"And all that believed were together, and had all things in common; and sold their possessions and goods; and parted them to all men as every man had need."

These words have had a singular power over men in all ages since they were written. They form the charter of every communistic society of which I have spoken—for even the Icarians recall them.


407:* Here is a list of titles, which I take from Noyes: The Alphadelphia Phalanx, Hopedale Community, Leroysville Phalanx, Bloomfield Association, Blue Springs Community, North American Phalanx, Ohio Phalanx, Brook Farm, Bureau County Phalanx, Raritan Bay Union, Wisconsin Phalanx; the Clarkson, Clermont, Columbian, Coxsackie, Skaneateles, Integral, Iowa Pioneer, Jefferson County, La Grange, Turnbull, Sodus Bay, and Washtenaw Phalanxes; the Forrestville, Franklin, Garden Grove, Goose Pond, Haverstraw, Kendall, One Mentian, and Yellow Springs Communities; the Marlborough, McKean County, Mixville, Northampton, Spring Farm, and Sylvania Associations; the Moorehouse and the Ontario Unions; the Prairie Home; New Harmony, Nashoba, New Lanark, the Social Reform Unity, and the Peace Union Settlement.

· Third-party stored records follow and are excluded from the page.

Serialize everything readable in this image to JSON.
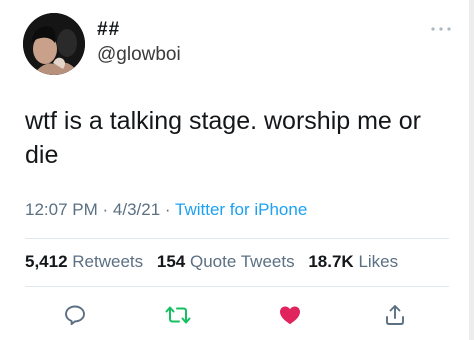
{
  "tweet": {
    "author": {
      "display_name": "##",
      "handle": "@glowboi"
    },
    "text_line1": "wtf is a talking stage. worship me or",
    "text_line2": "die",
    "time": "12:07 PM",
    "date": "4/3/21",
    "separator": "·",
    "source": "Twitter for iPhone",
    "stats": {
      "retweets_count": "5,412",
      "retweets_label": "Retweets",
      "quote_tweets_count": "154",
      "quote_tweets_label": "Quote Tweets",
      "likes_count": "18.7K",
      "likes_label": "Likes"
    },
    "liked": true
  },
  "colors": {
    "link": "#1da1f2",
    "secondary_text": "#5b7083",
    "retweet": "#17bf63",
    "like": "#e0245e"
  },
  "icons": [
    "more-icon",
    "reply-icon",
    "retweet-icon",
    "heart-icon",
    "share-icon"
  ]
}
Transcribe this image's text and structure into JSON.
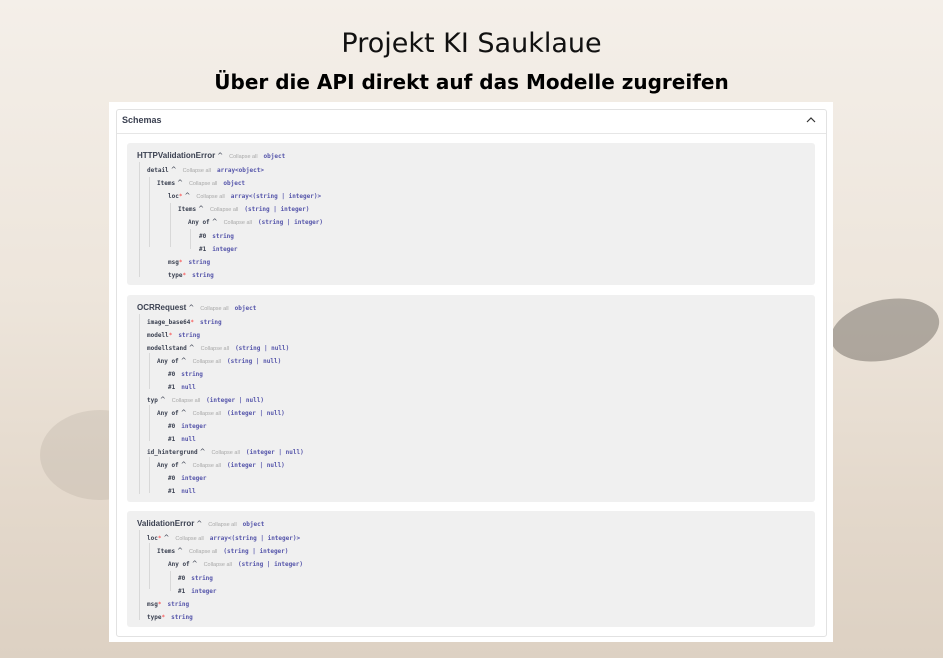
{
  "slide": {
    "title": "Projekt KI Sauklaue",
    "subtitle": "Über die API direkt auf das Modelle zugreifen"
  },
  "schemas": {
    "title": "Schemas",
    "collapse_label": "Collapse all",
    "required_mark": "*",
    "expanded_icon": "chevron-up-icon",
    "models": [
      {
        "name": "HTTPValidationError",
        "type": "object",
        "rows": [
          {
            "label": "detail",
            "type": "array<object>"
          },
          {
            "label": "Items",
            "type": "object"
          },
          {
            "label": "loc",
            "type": "array<(string | integer)>"
          },
          {
            "label": "Items",
            "type": "(string | integer)"
          },
          {
            "label": "Any of",
            "type": "(string | integer)"
          },
          {
            "label": "#0",
            "type": "string"
          },
          {
            "label": "#1",
            "type": "integer"
          },
          {
            "label": "msg",
            "type": "string"
          },
          {
            "label": "type",
            "type": "string"
          }
        ]
      },
      {
        "name": "OCRRequest",
        "type": "object",
        "rows": [
          {
            "label": "image_base64",
            "type": "string"
          },
          {
            "label": "modell",
            "type": "string"
          },
          {
            "label": "modellstand",
            "type": "(string | null)"
          },
          {
            "label": "Any of",
            "type": "(string | null)"
          },
          {
            "label": "#0",
            "type": "string"
          },
          {
            "label": "#1",
            "type": "null"
          },
          {
            "label": "typ",
            "type": "(integer | null)"
          },
          {
            "label": "Any of",
            "type": "(integer | null)"
          },
          {
            "label": "#0",
            "type": "integer"
          },
          {
            "label": "#1",
            "type": "null"
          },
          {
            "label": "id_hintergrund",
            "type": "(integer | null)"
          },
          {
            "label": "Any of",
            "type": "(integer | null)"
          },
          {
            "label": "#0",
            "type": "integer"
          },
          {
            "label": "#1",
            "type": "null"
          }
        ]
      },
      {
        "name": "ValidationError",
        "type": "object",
        "rows": [
          {
            "label": "loc",
            "type": "array<(string | integer)>"
          },
          {
            "label": "Items",
            "type": "(string | integer)"
          },
          {
            "label": "Any of",
            "type": "(string | integer)"
          },
          {
            "label": "#0",
            "type": "string"
          },
          {
            "label": "#1",
            "type": "integer"
          },
          {
            "label": "msg",
            "type": "string"
          },
          {
            "label": "type",
            "type": "string"
          }
        ]
      }
    ]
  }
}
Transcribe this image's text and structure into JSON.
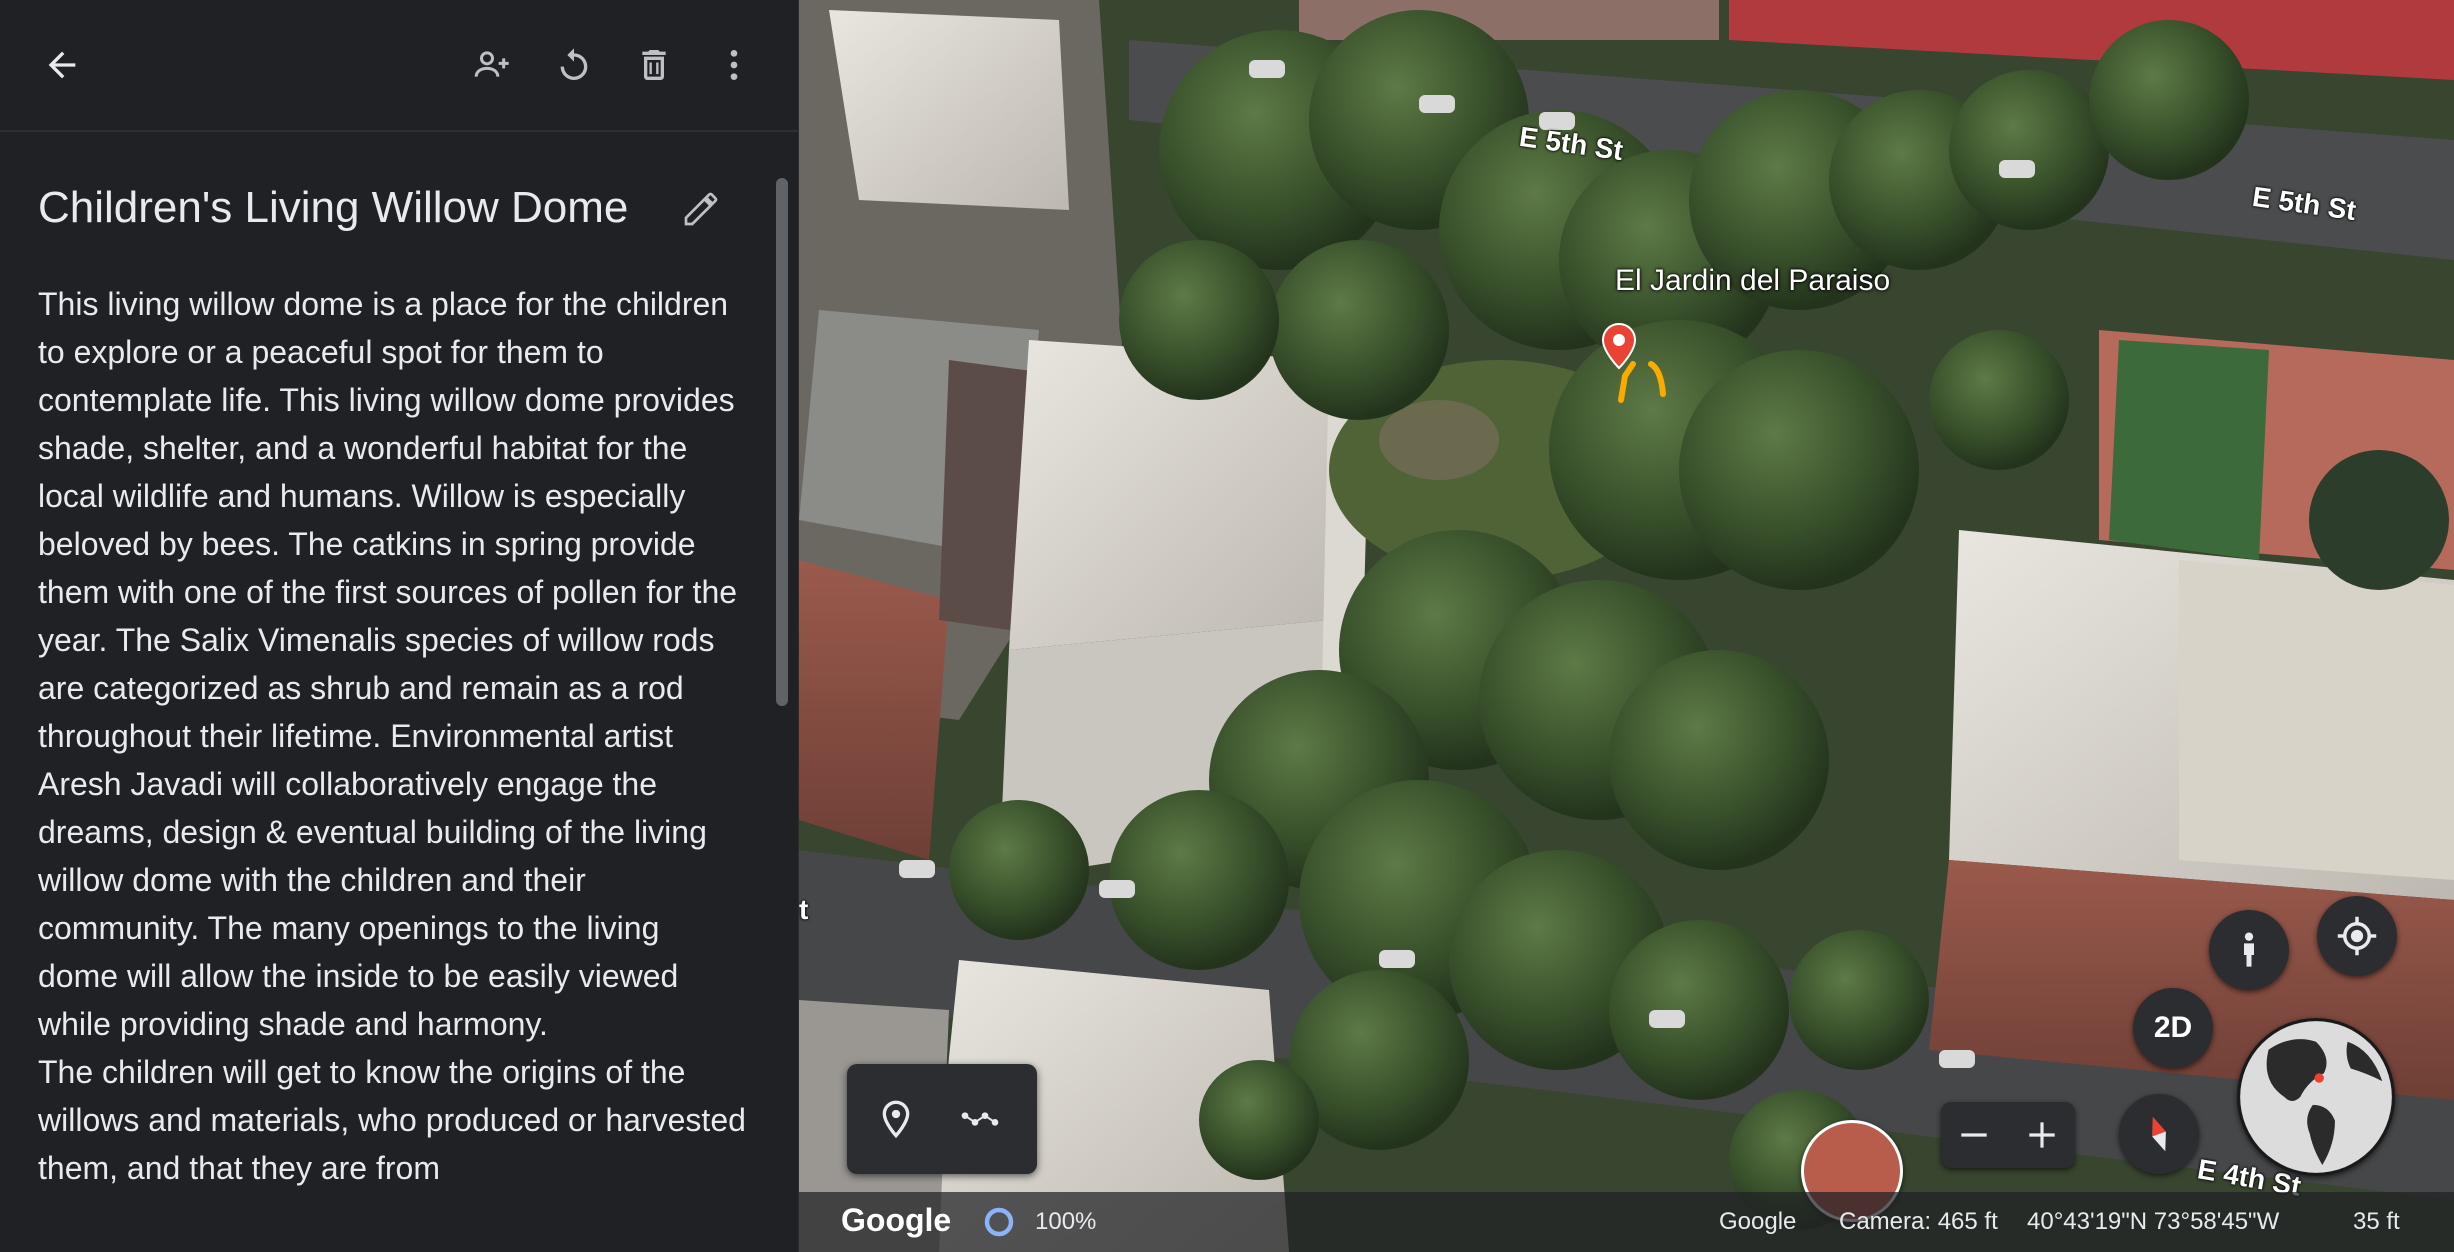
{
  "toolbar": {
    "back": "arrow-back-icon",
    "share": "person-add-icon",
    "reset": "refresh-icon",
    "delete": "trash-icon",
    "more": "more-vert-icon"
  },
  "feature": {
    "title": "Children's Living Willow Dome",
    "paragraph1": "This living willow dome is a place for the children to explore or a peaceful spot for them to contemplate life. This living willow dome provides shade, shelter, and a wonderful habitat for the local wildlife and humans. Willow is especially beloved by bees. The catkins in spring provide them with one of the first sources of pollen for the year. The Salix Vimenalis species of willow rods are categorized as shrub and remain as a rod throughout their lifetime. Environmental artist Aresh Javadi will collaboratively engage the dreams, design & eventual building of the living willow dome with the children and their community. The many openings to the living dome will allow the inside to be easily viewed while providing shade and harmony.",
    "paragraph2": "The children will get to know the origins of the willows and materials, who produced or harvested them, and that they are from"
  },
  "map": {
    "street_1": "E 5th St",
    "street_2": "E 5th St",
    "street_3": "E 4th St",
    "street_4": "t",
    "place": "El Jardin del Paraiso",
    "btn_2d": "2D",
    "marker_color": "#ea4335",
    "accent_color": "#f9ab00"
  },
  "status": {
    "logo": "Google",
    "percent": "100%",
    "attribution": "Google",
    "camera": "Camera: 465 ft",
    "coords": "40°43'19\"N 73°58'45\"W",
    "scale": "35 ft"
  }
}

Next: IV.—Conditions and Possibilities of Communistic Living.